Lead toxicity and genetics in Flint, MI

Abstract

It has been well established that lead poisoning, as defined by the CDC as blood lead levels (BLLs) at or above 5 μg/dl, can lead to long-term neurotoxic effects in children and requires immediate treatment.1,2 As such, the CDC has long recommended clinicians’ assess to all patients for lead exposure and test BLLs for all at-risk patients.1 Furthermore, it is increasingly recognised that there is no safe level of lead for children due to the irreversible lifelong detrimental effects of lead exposure.2,3 Since the disaster of lead contaminated drinking water in Flint, MI has been uncovered, action has been taken to test children for lead poisoning. However, when children are tested and results show that lead levels are below the 5 μg/dl criteria no further follow-up is conducted with these children, as they are deemed ‘healthy’. This practice is problematic, given that other studies have shown that blood lead levels, even at rates lower than the poison range can be detrimental to a child's health.3–5 The estimated population of Flint is ~99,002, with about 27% of the residents categorised as children under the age of 18 years.6 Therefore, more than ~26,730 children, of whom 60% are African Americans (N = 16,038), have been exposed to environmental lead in the drinking water.

DOI: 10.1038/npjgenmed.2016.18

Extracted Key Phrases

Cite this paper
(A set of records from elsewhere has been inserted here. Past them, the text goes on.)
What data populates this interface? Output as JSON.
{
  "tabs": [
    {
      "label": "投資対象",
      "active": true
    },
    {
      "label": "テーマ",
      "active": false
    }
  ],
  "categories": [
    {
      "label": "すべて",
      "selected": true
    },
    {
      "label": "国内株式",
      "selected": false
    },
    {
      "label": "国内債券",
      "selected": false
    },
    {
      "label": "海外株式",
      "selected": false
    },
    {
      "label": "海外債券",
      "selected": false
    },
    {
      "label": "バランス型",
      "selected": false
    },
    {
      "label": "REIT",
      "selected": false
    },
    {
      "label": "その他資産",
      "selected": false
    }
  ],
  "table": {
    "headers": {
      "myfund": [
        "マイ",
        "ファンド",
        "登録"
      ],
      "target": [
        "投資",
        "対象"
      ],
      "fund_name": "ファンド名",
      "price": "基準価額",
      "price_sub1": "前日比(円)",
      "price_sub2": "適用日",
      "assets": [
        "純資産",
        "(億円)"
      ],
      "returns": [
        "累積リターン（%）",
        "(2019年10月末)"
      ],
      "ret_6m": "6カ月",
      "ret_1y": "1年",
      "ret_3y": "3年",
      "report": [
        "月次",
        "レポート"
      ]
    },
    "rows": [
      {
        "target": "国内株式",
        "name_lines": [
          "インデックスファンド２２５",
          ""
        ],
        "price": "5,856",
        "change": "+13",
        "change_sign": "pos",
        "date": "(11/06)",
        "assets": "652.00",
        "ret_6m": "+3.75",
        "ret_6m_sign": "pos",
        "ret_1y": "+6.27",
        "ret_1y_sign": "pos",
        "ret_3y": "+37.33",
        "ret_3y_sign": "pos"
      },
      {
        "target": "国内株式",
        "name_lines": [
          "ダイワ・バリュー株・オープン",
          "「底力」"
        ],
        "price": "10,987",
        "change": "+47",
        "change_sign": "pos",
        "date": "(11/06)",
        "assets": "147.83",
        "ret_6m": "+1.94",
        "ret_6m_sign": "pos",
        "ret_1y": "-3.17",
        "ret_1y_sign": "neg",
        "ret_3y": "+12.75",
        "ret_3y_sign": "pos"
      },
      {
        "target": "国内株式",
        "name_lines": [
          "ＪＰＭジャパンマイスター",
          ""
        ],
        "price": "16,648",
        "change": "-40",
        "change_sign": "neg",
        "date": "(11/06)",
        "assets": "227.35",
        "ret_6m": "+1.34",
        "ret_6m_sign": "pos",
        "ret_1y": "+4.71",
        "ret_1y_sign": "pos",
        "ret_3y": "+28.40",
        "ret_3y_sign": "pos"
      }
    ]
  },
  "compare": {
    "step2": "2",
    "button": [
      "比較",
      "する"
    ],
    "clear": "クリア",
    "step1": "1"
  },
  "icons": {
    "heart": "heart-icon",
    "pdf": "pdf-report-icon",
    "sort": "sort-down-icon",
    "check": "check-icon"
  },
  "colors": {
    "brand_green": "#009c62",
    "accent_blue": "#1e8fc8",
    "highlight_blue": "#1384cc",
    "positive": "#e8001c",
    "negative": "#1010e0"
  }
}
@inproceedings{Taylor2016LeadTA, title={Lead toxicity and genetics in Flint, MI}, author={Jacquelyn Taylor and Michelle L. Wright and David Housman}, booktitle={npj Genomic Medicine}, year={2016} }